ASSIGNED TASK. Write out each record again exactly as it stands.

RECORDS SUPPLIED.

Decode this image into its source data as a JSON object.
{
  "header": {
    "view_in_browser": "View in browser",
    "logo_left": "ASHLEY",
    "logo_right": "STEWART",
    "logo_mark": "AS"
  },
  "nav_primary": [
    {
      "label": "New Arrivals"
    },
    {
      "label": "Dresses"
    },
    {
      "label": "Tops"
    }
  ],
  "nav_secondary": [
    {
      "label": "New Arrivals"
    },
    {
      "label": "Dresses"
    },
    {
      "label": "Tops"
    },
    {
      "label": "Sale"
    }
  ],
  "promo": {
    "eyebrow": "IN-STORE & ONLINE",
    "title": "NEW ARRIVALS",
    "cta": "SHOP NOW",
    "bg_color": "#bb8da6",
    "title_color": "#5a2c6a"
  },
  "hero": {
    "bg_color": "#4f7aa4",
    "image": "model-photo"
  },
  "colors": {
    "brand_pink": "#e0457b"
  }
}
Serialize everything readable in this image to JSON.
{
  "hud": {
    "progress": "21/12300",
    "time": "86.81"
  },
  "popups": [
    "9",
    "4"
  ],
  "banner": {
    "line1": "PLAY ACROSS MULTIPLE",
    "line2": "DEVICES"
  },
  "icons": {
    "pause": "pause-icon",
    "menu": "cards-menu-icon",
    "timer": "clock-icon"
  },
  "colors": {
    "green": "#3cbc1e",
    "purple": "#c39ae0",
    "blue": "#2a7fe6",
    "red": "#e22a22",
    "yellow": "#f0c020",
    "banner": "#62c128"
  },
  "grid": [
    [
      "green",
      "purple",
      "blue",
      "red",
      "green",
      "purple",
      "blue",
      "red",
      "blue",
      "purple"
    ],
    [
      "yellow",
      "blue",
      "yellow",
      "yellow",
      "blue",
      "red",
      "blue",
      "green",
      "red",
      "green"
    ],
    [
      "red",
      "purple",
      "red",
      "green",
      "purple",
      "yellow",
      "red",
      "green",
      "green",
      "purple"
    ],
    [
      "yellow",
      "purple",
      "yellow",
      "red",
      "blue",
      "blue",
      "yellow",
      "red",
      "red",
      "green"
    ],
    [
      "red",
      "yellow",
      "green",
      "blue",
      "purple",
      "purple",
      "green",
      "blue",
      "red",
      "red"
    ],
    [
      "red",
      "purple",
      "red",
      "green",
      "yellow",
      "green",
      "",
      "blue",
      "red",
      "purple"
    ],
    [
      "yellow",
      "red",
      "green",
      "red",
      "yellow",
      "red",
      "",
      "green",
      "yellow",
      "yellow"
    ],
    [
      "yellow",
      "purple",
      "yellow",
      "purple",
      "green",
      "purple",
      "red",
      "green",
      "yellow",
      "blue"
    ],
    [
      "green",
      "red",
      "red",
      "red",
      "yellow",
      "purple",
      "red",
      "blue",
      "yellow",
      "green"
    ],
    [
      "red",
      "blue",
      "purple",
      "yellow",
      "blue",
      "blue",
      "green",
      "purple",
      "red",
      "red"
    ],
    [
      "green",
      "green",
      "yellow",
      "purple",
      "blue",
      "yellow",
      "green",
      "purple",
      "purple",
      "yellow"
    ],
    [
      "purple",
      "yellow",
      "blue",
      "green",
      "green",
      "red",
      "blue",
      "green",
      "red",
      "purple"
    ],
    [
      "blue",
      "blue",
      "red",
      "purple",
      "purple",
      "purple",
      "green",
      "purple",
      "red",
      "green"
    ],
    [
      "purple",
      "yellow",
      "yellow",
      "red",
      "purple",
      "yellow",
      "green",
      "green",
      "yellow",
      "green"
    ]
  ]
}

FINISHED EXERCISE.
Decode this image into its source data as a JSON object.
{
  "header": {
    "view_in_browser": "View in browser",
    "logo_left": "ASHLEY",
    "logo_right": "STEWART",
    "logo_mark": "AS"
  },
  "nav_primary": [
    {
      "label": "New Arrivals"
    },
    {
      "label": "Dresses"
    },
    {
      "label": "Tops"
    }
  ],
  "nav_secondary": [
    {
      "label": "New Arrivals"
    },
    {
      "label": "Dresses"
    },
    {
      "label": "Tops"
    },
    {
      "label": "Sale"
    }
  ],
  "promo": {
    "eyebrow": "IN-STORE & ONLINE",
    "title": "NEW ARRIVALS",
    "cta": "SHOP NOW",
    "bg_color": "#bb8da6",
    "title_color": "#5a2c6a"
  },
  "hero": {
    "bg_color": "#4f7aa4",
    "image": "model-photo"
  },
  "colors": {
    "brand_pink": "#e0457b"
  }
}
Serialize everything readable in this image to JSON.
{
  "hud": {
    "progress": "21/12300",
    "time": "86.81"
  },
  "popups": [
    "9",
    "4"
  ],
  "banner": {
    "line1": "PLAY ACROSS MULTIPLE",
    "line2": "DEVICES"
  },
  "icons": {
    "pause": "pause-icon",
    "menu": "cards-menu-icon",
    "timer": "clock-icon"
  },
  "colors": {
    "green": "#3cbc1e",
    "purple": "#c39ae0",
    "blue": "#2a7fe6",
    "red": "#e22a22",
    "yellow": "#f0c020",
    "banner": "#62c128"
  },
  "grid": [
    [
      "green",
      "purple",
      "blue",
      "red",
      "green",
      "purple",
      "blue",
      "red",
      "blue",
      "purple"
    ],
    [
      "yellow",
      "blue",
      "yellow",
      "yellow",
      "blue",
      "red",
      "blue",
      "green",
      "red",
      "green"
    ],
    [
      "red",
      "purple",
      "red",
      "green",
      "purple",
      "yellow",
      "red",
      "green",
      "green",
      "purple"
    ],
    [
      "yellow",
      "purple",
      "yellow",
      "red",
      "blue",
      "blue",
      "yellow",
      "red",
      "red",
      "green"
    ],
    [
      "red",
      "yellow",
      "green",
      "blue",
      "purple",
      "purple",
      "green",
      "blue",
      "red",
      "red"
    ],
    [
      "red",
      "purple",
      "red",
      "green",
      "yellow",
      "green",
      "",
      "blue",
      "red",
      "purple"
    ],
    [
      "yellow",
      "red",
      "green",
      "red",
      "yellow",
      "red",
      "",
      "green",
      "yellow",
      "yellow"
    ],
    [
      "yellow",
      "purple",
      "yellow",
      "purple",
      "green",
      "purple",
      "red",
      "green",
      "yellow",
      "blue"
    ],
    [
      "green",
      "red",
      "red",
      "red",
      "yellow",
      "purple",
      "red",
      "blue",
      "yellow",
      "green"
    ],
    [
      "red",
      "blue",
      "purple",
      "yellow",
      "blue",
      "blue",
      "green",
      "purple",
      "red",
      "red"
    ],
    [
      "green",
      "green",
      "yellow",
      "purple",
      "blue",
      "yellow",
      "green",
      "purple",
      "purple",
      "yellow"
    ],
    [
      "purple",
      "yellow",
      "blue",
      "green",
      "green",
      "red",
      "blue",
      "green",
      "red",
      "purple"
    ],
    [
      "blue",
      "blue",
      "red",
      "purple",
      "purple",
      "purple",
      "green",
      "purple",
      "red",
      "green"
    ],
    [
      "purple",
      "yellow",
      "yellow",
      "red",
      "purple",
      "yellow",
      "green",
      "green",
      "yellow",
      "green"
    ]
  ]
}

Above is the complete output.